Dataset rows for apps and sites
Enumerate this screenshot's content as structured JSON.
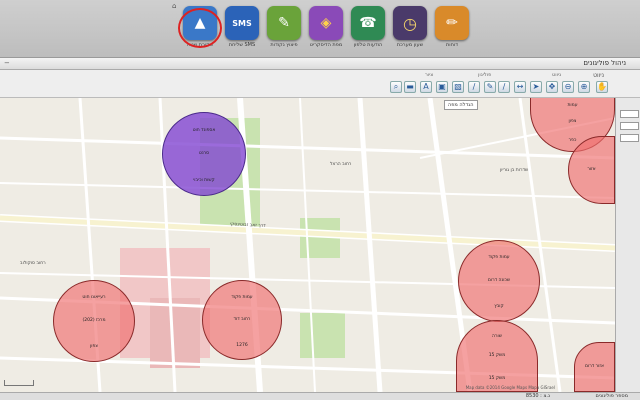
{
  "dock": {
    "top_mark": "⌂",
    "items": [
      {
        "label": "סקירת שטח",
        "color": "#3a78c8",
        "glyph": "▲",
        "icon": "map-pin-icon"
      },
      {
        "label": "שליחת SMS",
        "color": "#2b63b8",
        "glyph": "SMS",
        "icon": "sms-icon"
      },
      {
        "label": "פיצוץ נקודות",
        "color": "#6aa33a",
        "glyph": "✎",
        "icon": "notepad-icon"
      },
      {
        "label": "מפת הדיסקריט",
        "color": "#8a4ab8",
        "glyph": "◈",
        "icon": "folded-map-icon"
      },
      {
        "label": "הודעות טלפון",
        "color": "#2f8a54",
        "glyph": "☎",
        "icon": "phone-icon"
      },
      {
        "label": "שעון מערכת",
        "color": "#4a3a6a",
        "glyph": "◷",
        "icon": "clock-icon"
      },
      {
        "label": "דוחות",
        "color": "#d98a2a",
        "glyph": "✏",
        "icon": "pencil-icon"
      }
    ]
  },
  "panel": {
    "title": "ניהול פוליגונים",
    "close": "−"
  },
  "toolbar": {
    "sub_title": "ניווט",
    "groups": [
      "ציור",
      "פוליגון",
      "ניווט"
    ],
    "tooltip": "הגדלה מפה"
  },
  "circles": [
    {
      "top": "אספונד חוט",
      "mid": "סרנט",
      "bottom": "קשות וכיבוי"
    },
    {
      "top": "רעייאונו חוט",
      "mid": "מרכז (202)",
      "bottom": "צפון"
    },
    {
      "top": "עמות פקוד",
      "mid": "רחוב דוד",
      "bottom": "1276"
    },
    {
      "top": "עמות פקוד",
      "mid": "שכונה דרום",
      "bottom": "קובץ"
    },
    {
      "top": "שורה",
      "mid": "משק 15",
      "bottom": "15 משק"
    },
    {
      "top": "עמות",
      "mid": "צפון",
      "bottom": "כפר"
    },
    {
      "top": "אזור",
      "mid": "",
      "bottom": ""
    },
    {
      "top": "אזור דרום",
      "mid": "",
      "bottom": ""
    }
  ],
  "streets": [
    "דרך זאב זבוטינסקי",
    "רחוב הרצל",
    "שדרות בן גוריון",
    "רחוב סוקולוב"
  ],
  "attribution": "Map data ©2014 Google Maps Mapa GISrael",
  "status": {
    "page": "8530 : נ.צ",
    "text": "מספר פוליגונים"
  }
}
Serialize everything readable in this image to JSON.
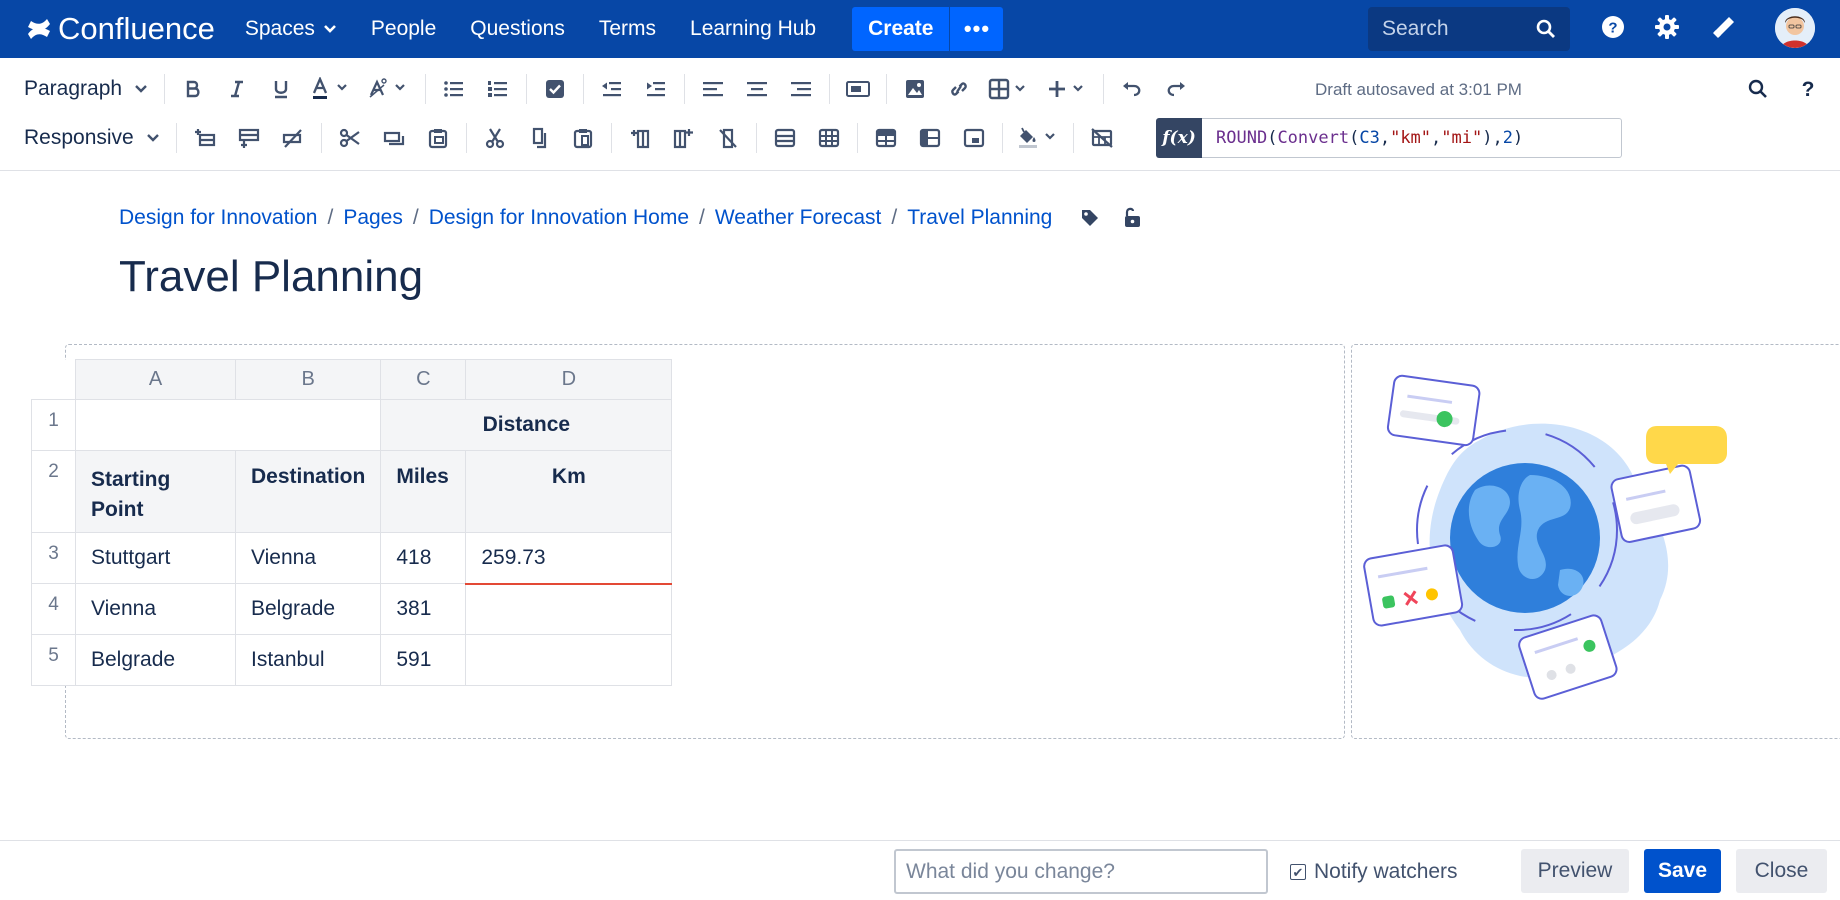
{
  "nav": {
    "brand": "Confluence",
    "items": [
      "Spaces",
      "People",
      "Questions",
      "Terms",
      "Learning Hub"
    ],
    "create_label": "Create",
    "more_label": "•••",
    "search_placeholder": "Search",
    "brand_color": "#0747a6",
    "accent_color": "#0065ff"
  },
  "toolbar": {
    "style_dropdown": "Paragraph",
    "layout_dropdown": "Responsive",
    "autosave_text": "Draft autosaved at 3:01 PM",
    "formula_label": "f(x)",
    "formula": {
      "fn1": "ROUND",
      "p1": "(",
      "fn2": "Convert",
      "p2": "(",
      "ref": "C3",
      "c1": ",",
      "s1": "\"km\"",
      "c2": ",",
      "s2": "\"mi\"",
      "p3": ")",
      "c3": ",",
      "num": "2",
      "p4": ")"
    }
  },
  "breadcrumbs": [
    "Design for Innovation",
    "Pages",
    "Design for Innovation Home",
    "Weather Forecast",
    "Travel Planning"
  ],
  "page_title": "Travel Planning",
  "sheet": {
    "columns": [
      "A",
      "B",
      "C",
      "D"
    ],
    "rows": [
      "1",
      "2",
      "3",
      "4",
      "5"
    ],
    "header_distance": "Distance",
    "header_start": "Starting Point",
    "header_dest": "Destination",
    "header_miles": "Miles",
    "header_km": "Km",
    "data": [
      {
        "start": "Stuttgart",
        "dest": "Vienna",
        "miles": "418",
        "km": "259.73"
      },
      {
        "start": "Vienna",
        "dest": "Belgrade",
        "miles": "381",
        "km": ""
      },
      {
        "start": "Belgrade",
        "dest": "Istanbul",
        "miles": "591",
        "km": ""
      }
    ]
  },
  "footer": {
    "change_placeholder": "What did you change?",
    "notify_label": "Notify watchers",
    "notify_checked": true,
    "preview_label": "Preview",
    "save_label": "Save",
    "close_label": "Close"
  }
}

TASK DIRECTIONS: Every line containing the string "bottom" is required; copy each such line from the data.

EXERCISE RESPONSE:
      "bottom": "קשות וכיבוי"
      "bottom": "צפון"
      "bottom": "1276"
      "bottom": "קובץ"
      "bottom": "15 משק"
      "bottom": "כפר"
      "bottom": ""
      "bottom": ""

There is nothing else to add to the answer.